What the exercise asks.
Scan the entries below and return each line that contains "正在回覆".

Material provided.
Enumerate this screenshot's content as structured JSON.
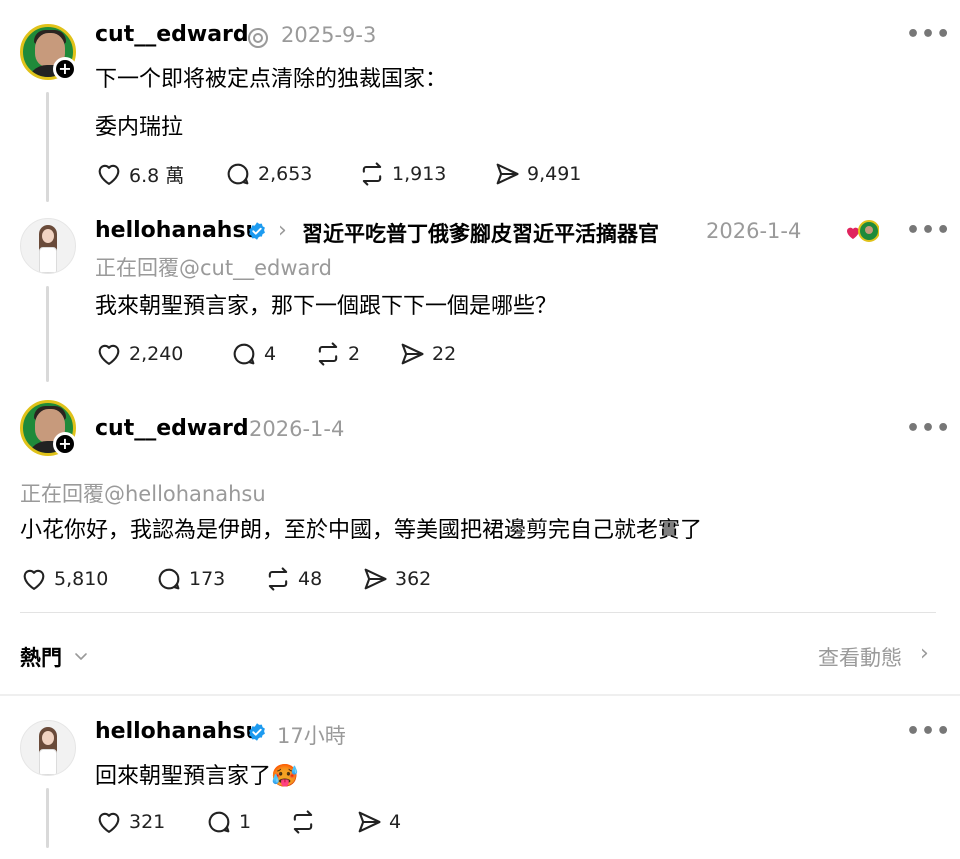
{
  "posts": [
    {
      "username": "cut__edward",
      "time": "2025-9-3",
      "lines": [
        "下一个即将被定点清除的独裁国家：",
        "委内瑞拉"
      ],
      "stats": {
        "likes": "6.8 萬",
        "comments": "2,653",
        "reposts": "1,913",
        "shares": "9,491"
      }
    },
    {
      "username": "hellohanahsu",
      "topic": "習近平吃普丁俄爹腳皮習近平活摘器官",
      "time": "2026-1-4",
      "reply_to": "正在回覆@cut__edward",
      "lines": [
        "我來朝聖預言家，那下一個跟下下一個是哪些？"
      ],
      "stats": {
        "likes": "2,240",
        "comments": "4",
        "reposts": "2",
        "shares": "22"
      }
    },
    {
      "username": "cut__edward",
      "time": "2026-1-4",
      "reply_to": "正在回覆@hellohanahsu",
      "lines": [
        "小花你好，我認為是伊朗，至於中國，等美國把裙邊剪完自己就老實了"
      ],
      "stats": {
        "likes": "5,810",
        "comments": "173",
        "reposts": "48",
        "shares": "362"
      }
    },
    {
      "username": "hellohanahsu",
      "time": "17小時",
      "lines": [
        "回來朝聖預言家了🥵"
      ],
      "stats": {
        "likes": "321",
        "comments": "1",
        "reposts": "",
        "shares": "4"
      }
    }
  ],
  "section": {
    "hot_label": "熱門",
    "view_activity": "查看動態"
  },
  "colors": {
    "verified": "#1d9bf0",
    "muted": "#9a9a9a",
    "line": "#d9d9d9"
  }
}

Response for this exercise.
      "reply_to": "正在回覆@cut__edward",
      "reply_to": "正在回覆@hellohanahsu",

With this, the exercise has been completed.